The Court of Appeals for the Second Circuit recently ruled that the Dodd-Frank Act's prohibition on retaliation against whistleblowers does not apply extraterritorially. In affirming the dismissal of the case on extraterritoriality grounds, the court declined in Liu v. Siemens AG to address another issue that has attracted attention: whether a person qualifies as a whistleblower for purposes of the antiretaliation provision if he or she has disclosed the alleged misconduct only within the corporation, rather than to the Securities and Exchange Commission.
The plaintiff in the Liu case – a citizen and resident of Taiwan – had worked as a compliance officer for a division of a Chinese company that is a wholly-owned subsidiary of a German corporation whose shares are listed on the New York Stock Exchange. The plaintiff claimed to have discovered improper payments to officials in North Korea and China. He reported the alleged conduct to his superiors, met with the German company's officials in China, and then was allegedly demoted and ultimately fired.
The plaintiff later reported the alleged conduct to the SEC, charging that the German company had violated the Foreign Corrupt Practices Act. He then sued in the Southern District of New York, alleging that he had been fired because of his whistleblowing, in violation of the Dodd-Frank Act's antiretaliation provision. The court dismissed the case, holding that (i) the alleged facts as pled involved only extraterritorial conduct, which was not within the statute's reach, and (ii) the complaint failed to establish that the plaintiff had made a disclosure to the SEC that was "required or protected" by the enumerated statutes.
The Second Circuit's Decision
The Second Circuit affirmed the dismissal, reaching only the extraterritoriality issue. The court held that, to state a claim, the plaintiff needed to plead that either (i) the alleged conduct involved a domestic application of the antiretaliation provision or (ii) Congress intended the provision to apply extraterritorially. The plaintiff's claim failed on both grounds.
The court made short shrift of the first alternative, holding that "this case is extraterritorial by any reasonable definition." "The whistleblower, his employer, and the other entities involved in the alleged wrongdoing are all foreigners based abroad, and the whistleblowing, the alleged corrupt activity, and the retaliation all occurred abroad." The fact that the German parent's shares are listed on the NYSE was irrelevant; the federal securities laws do not apply extraterritorially to a foreign company's foreign conduct merely because that company has issued U.S.-listed securities.
As for the second alternative: the court ruled that nothing in the Dodd-Frank Act's text or legislative history suggests that "Congress intended the antiretaliation provision to regulate the relationships between foreign employers and their foreign employees working outside the United States." The "presumption against extraterritoriality" and "the absence of any direct evidence of a congressional intent to apply the relevant provision extraterritorially" thus defeated the plaintiff's claim.

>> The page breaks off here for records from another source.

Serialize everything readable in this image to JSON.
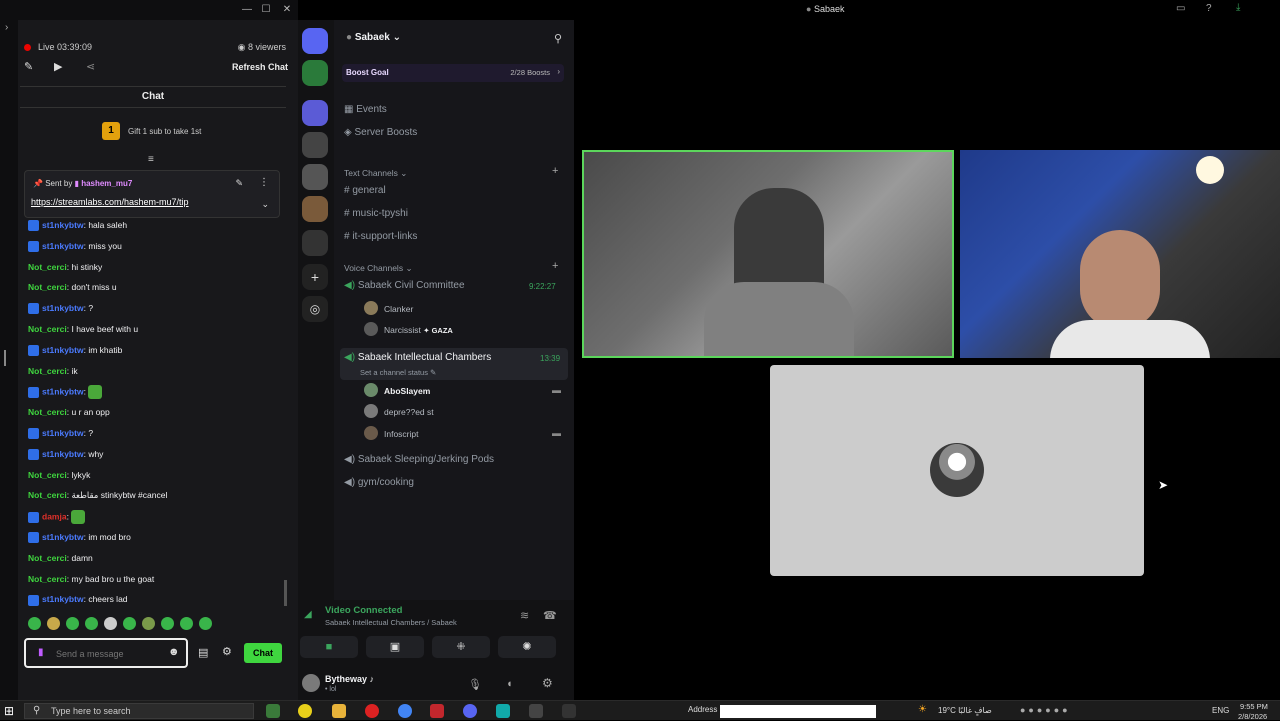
{
  "chat": {
    "live_status": "Live 03:39:09",
    "viewers": "8 viewers",
    "refresh_label": "Refresh Chat",
    "header": "Chat",
    "gift_count": "1",
    "gift_text": "Gift 1 sub to take 1st",
    "pinned": {
      "sent_by": "Sent by",
      "user": "hashem_mu7",
      "link": "https://streamlabs.com/hashem-mu7/tip"
    },
    "messages": [
      {
        "badge": true,
        "user": "st1nkybtw",
        "text": "hala saleh",
        "color": "#4b7bff"
      },
      {
        "badge": true,
        "user": "st1nkybtw",
        "text": "miss you",
        "color": "#4b7bff"
      },
      {
        "badge": false,
        "user": "Not_cerci",
        "text": "hi stinky",
        "color": "#3fd63f"
      },
      {
        "badge": false,
        "user": "Not_cerci",
        "text": "don't miss u",
        "color": "#3fd63f"
      },
      {
        "badge": true,
        "user": "st1nkybtw",
        "text": "?",
        "color": "#4b7bff"
      },
      {
        "badge": false,
        "user": "Not_cerci",
        "text": "I have beef with u",
        "color": "#3fd63f"
      },
      {
        "badge": true,
        "user": "st1nkybtw",
        "text": "im khatib",
        "color": "#4b7bff"
      },
      {
        "badge": false,
        "user": "Not_cerci",
        "text": "ik",
        "color": "#3fd63f"
      },
      {
        "badge": true,
        "user": "st1nkybtw",
        "text": "",
        "color": "#4b7bff",
        "emote": true
      },
      {
        "badge": false,
        "user": "Not_cerci",
        "text": "u r an opp",
        "color": "#3fd63f"
      },
      {
        "badge": true,
        "user": "st1nkybtw",
        "text": "?",
        "color": "#4b7bff"
      },
      {
        "badge": true,
        "user": "st1nkybtw",
        "text": "why",
        "color": "#4b7bff"
      },
      {
        "badge": false,
        "user": "Not_cerci",
        "text": "lykyk",
        "color": "#3fd63f"
      },
      {
        "badge": false,
        "user": "Not_cerci",
        "text": "مقاطعة stinkybtw #cancel",
        "color": "#3fd63f"
      },
      {
        "badge": true,
        "user": "damja",
        "text": "",
        "color": "#e0302a",
        "emote": true
      },
      {
        "badge": true,
        "user": "st1nkybtw",
        "text": "im mod bro",
        "color": "#4b7bff"
      },
      {
        "badge": false,
        "user": "Not_cerci",
        "text": "damn",
        "color": "#3fd63f"
      },
      {
        "badge": false,
        "user": "Not_cerci",
        "text": "my bad bro u the goat",
        "color": "#3fd63f"
      },
      {
        "badge": true,
        "user": "st1nkybtw",
        "text": "cheers lad",
        "color": "#4b7bff"
      }
    ],
    "input_placeholder": "Send a message",
    "send_label": "Chat"
  },
  "discord": {
    "server_name": "Sabaek",
    "boost_goal": "Boost Goal",
    "boost_count": "2/28 Boosts",
    "events": "Events",
    "server_boosts": "Server Boosts",
    "text_category": "Text Channels",
    "text_channels": [
      "general",
      "music-tpyshi",
      "it-support-links"
    ],
    "voice_category": "Voice Channels",
    "vc1": {
      "name": "Sabaek Civil Committee",
      "time": "9:22:27",
      "users": [
        "Clanker",
        "Narcissist"
      ],
      "tag": "GAZA"
    },
    "vc2": {
      "name": "Sabaek Intellectual Chambers",
      "time": "13:39",
      "status": "Set a channel status",
      "users": [
        "AboSlayem",
        "depre??ed st",
        "Infoscript"
      ]
    },
    "vc3": "Sabaek Sleeping/Jerking Pods",
    "vc4": "gym/cooking",
    "connection": "Video Connected",
    "connection_sub": "Sabaek Intellectual Chambers / Sabaek",
    "username": "Bytheway",
    "user_status": "• lol"
  },
  "topbar": {
    "title": "Sabaek"
  },
  "taskbar": {
    "search_placeholder": "Type here to search",
    "address_label": "Address",
    "weather": "19°C صافٍ غالبًا",
    "lang": "ENG",
    "time": "9:55 PM",
    "date": "2/8/2026"
  }
}
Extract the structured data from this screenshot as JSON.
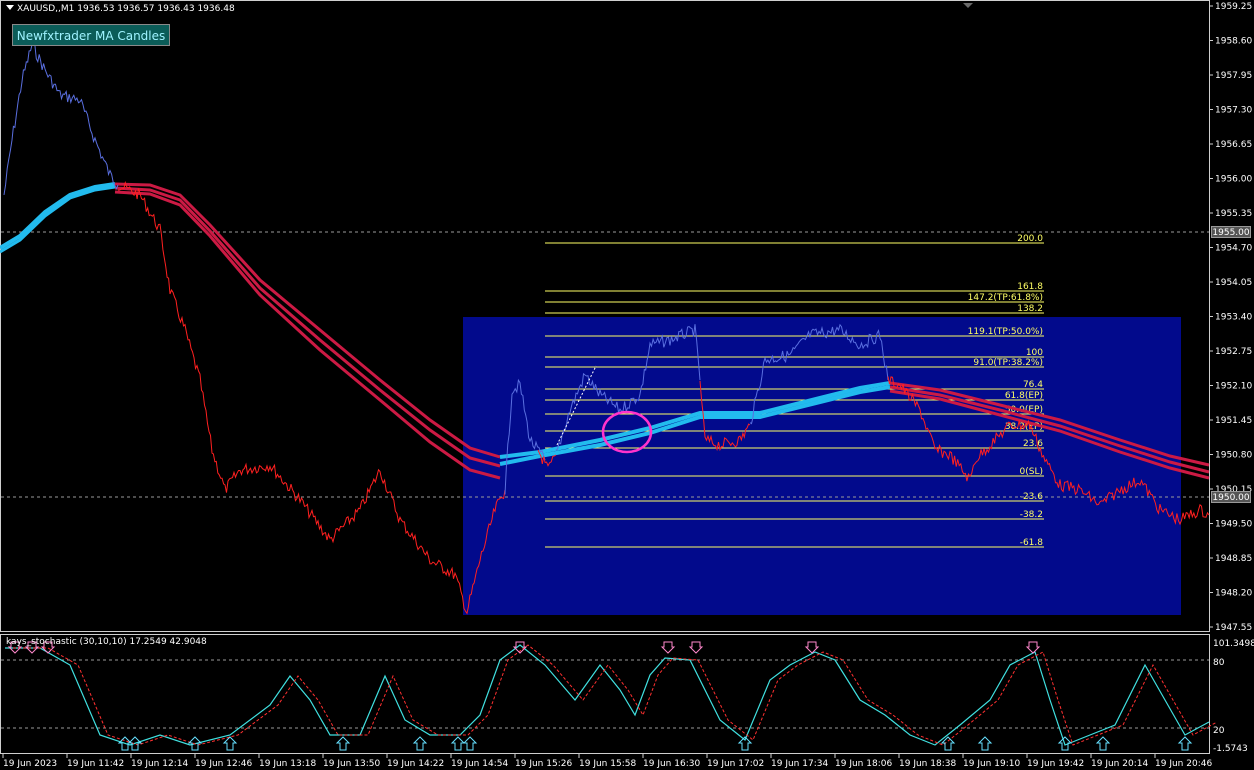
{
  "window": {
    "title": "XAUUSD,,M1  1936.53 1936.57 1936.43 1936.48"
  },
  "button": {
    "label": "Newfxtrader MA Candles"
  },
  "indicator": {
    "label": "kays_stochastic (30,10,10) 17.2549 42.9048",
    "scale_labels": [
      "101.3498",
      "80",
      "20",
      "-1.5743"
    ]
  },
  "price_axis": {
    "labels": [
      "1959.25",
      "1958.60",
      "1957.95",
      "1957.30",
      "1956.65",
      "1956.00",
      "1955.35",
      "1954.70",
      "1954.05",
      "1953.40",
      "1952.75",
      "1952.10",
      "1951.45",
      "1950.80",
      "1950.15",
      "1949.50",
      "1948.85",
      "1948.20",
      "1947.55"
    ],
    "highlight_1": "1955.00",
    "highlight_2": "1950.00"
  },
  "time_axis": {
    "labels": [
      "19 Jun 2023",
      "19 Jun 11:42",
      "19 Jun 12:14",
      "19 Jun 12:46",
      "19 Jun 13:18",
      "19 Jun 13:50",
      "19 Jun 14:22",
      "19 Jun 14:54",
      "19 Jun 15:26",
      "19 Jun 15:58",
      "19 Jun 16:30",
      "19 Jun 17:02",
      "19 Jun 17:34",
      "19 Jun 18:06",
      "19 Jun 18:38",
      "19 Jun 19:10",
      "19 Jun 19:42",
      "19 Jun 20:14",
      "19 Jun 20:46"
    ]
  },
  "fibonacci": {
    "levels": [
      "200.0",
      "161.8",
      "147.2(TP:61.8%)",
      "138.2",
      "119.1(TP:50.0%)",
      "100",
      "91.0(TP:38.2%)",
      "76.4",
      "61.8(EP)",
      "50.0(EP)",
      "38.2(EP)",
      "23.6",
      "0(SL)",
      "-23.6",
      "-38.2",
      "-61.8"
    ]
  },
  "colors": {
    "background": "#000000",
    "up_line": "#5a6fe0",
    "down_line": "#ff2020",
    "ma_up": "#22bbee",
    "ma_down": "#cc1a44",
    "fib_zone": "#020a8c",
    "fib_line": "#ffff66",
    "stoch_main": "#40e0e0",
    "stoch_signal": "#ff3030",
    "circle": "#ff33cc"
  },
  "icons": [
    "buy-arrow-icon",
    "sell-arrow-icon",
    "dropdown-triangle-icon"
  ]
}
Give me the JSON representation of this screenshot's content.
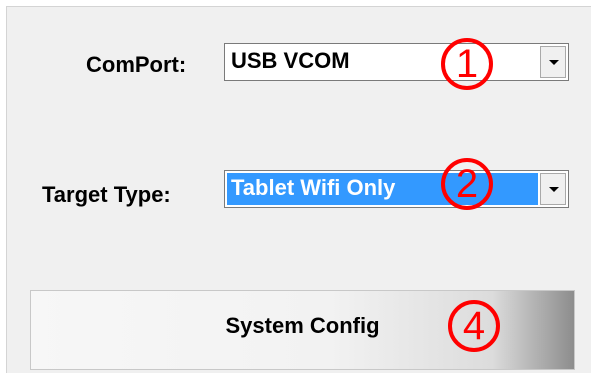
{
  "comport": {
    "label": "ComPort:",
    "value": "USB VCOM"
  },
  "target_type": {
    "label": "Target Type:",
    "value": "Tablet Wifi Only"
  },
  "system_config": {
    "label": "System Config"
  },
  "annotations": {
    "marker_1": "1",
    "marker_2": "2",
    "marker_4": "4"
  },
  "colors": {
    "selection": "#3399ff",
    "annotation": "#ff0000",
    "panel": "#f0f0f0"
  }
}
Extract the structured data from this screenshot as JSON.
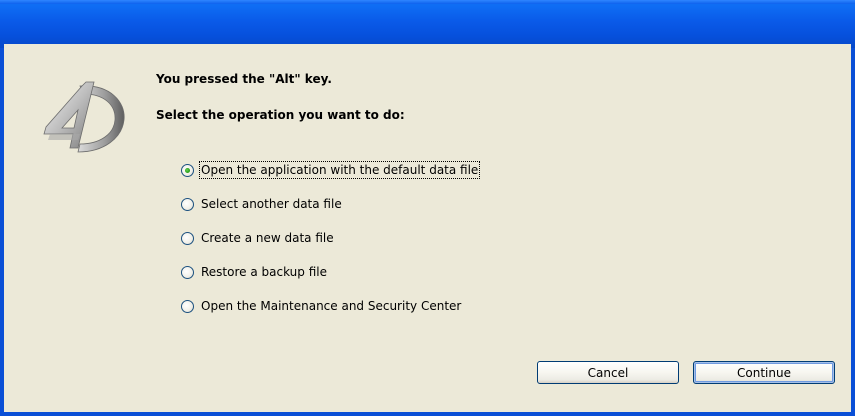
{
  "dialog": {
    "message_line1": "You pressed the \"Alt\" key.",
    "message_line2": "Select the operation you want to do:"
  },
  "options": [
    {
      "label": "Open the application with the default data file",
      "selected": true
    },
    {
      "label": "Select another data file",
      "selected": false
    },
    {
      "label": "Create a new data file",
      "selected": false
    },
    {
      "label": "Restore a backup file",
      "selected": false
    },
    {
      "label": "Open the Maintenance and Security Center",
      "selected": false
    }
  ],
  "buttons": {
    "cancel_label": "Cancel",
    "continue_label": "Continue"
  },
  "logo": {
    "name": "4D-logo"
  },
  "colors": {
    "titlebar": "#0a5ae8",
    "dialog_background": "#ece9d8",
    "button_border": "#003c74",
    "radio_selected": "#2aa11a"
  }
}
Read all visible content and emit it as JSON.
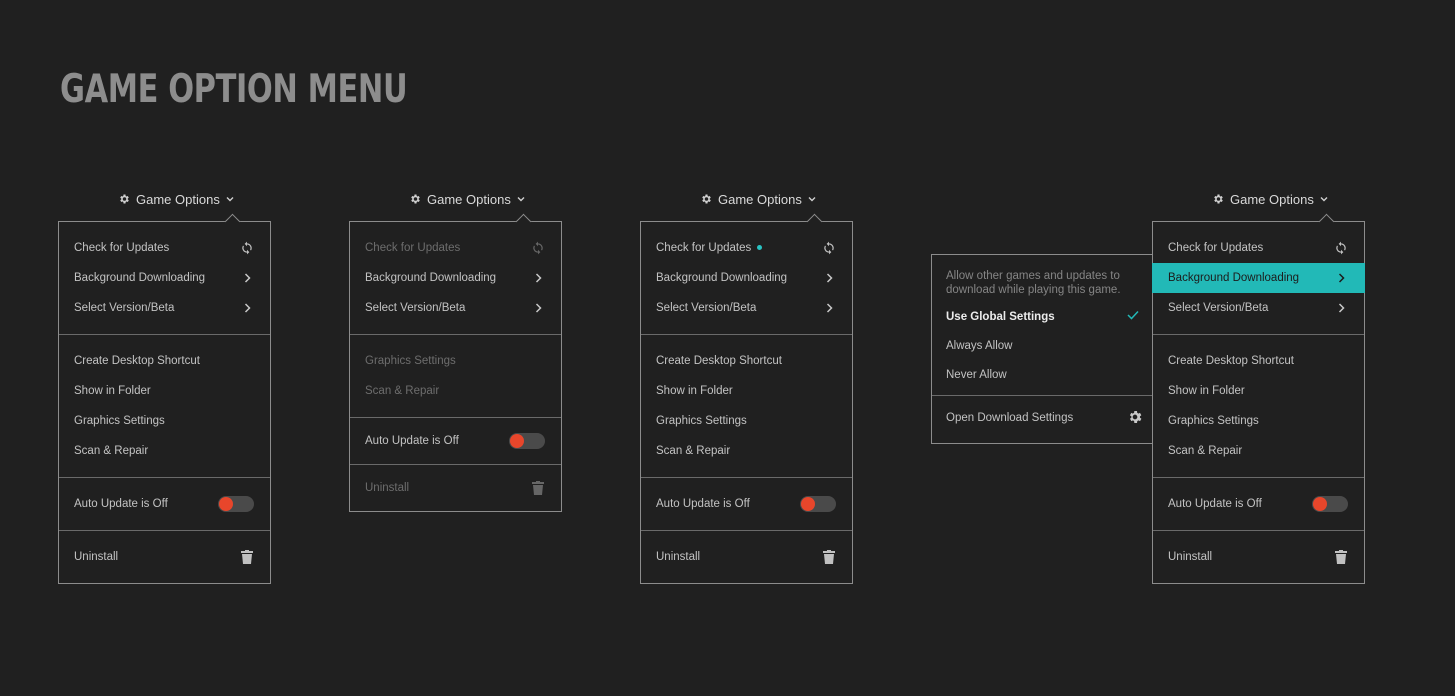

The Second Circuit's decision clarifies some issues and leaves others unresolved for future litigation.
First, the court clearly held that the antiretaliation provision does not apply extraterritorially. However, because the facts of this case so clearly involved only extraterritorial conduct, the court had no need to consider the dividing line between domestic and extraterritorial conduct.
Second, the court saw no reason to reach another basis for the District Court's decision, an issue that has divided the courts: whether purely intracorporate whistleblowing suffices to trigger the antiretaliation provision, or whether the whistleblower must actually disclose to the SEC. The Fifth Circuit has held that the antiretaliation provision does not apply unless and until the whistleblower has gone to the SEC; some District Courts have disagreed. The Eighth Circuit is currently considering whether to grant an interlocutory appeal on that issue.
Third, the Second Circuit, in passing, seems to have raised questions about the SEC's construction of Dodd-Frank's whistleblower bounty provisions as having international reach. But the court did not need to decide that issue, because it held that, even if the bounty regulations can apply to whistleblowers located abroad, "it would not follow that Congress intended the antiretaliation provision to apply similarly."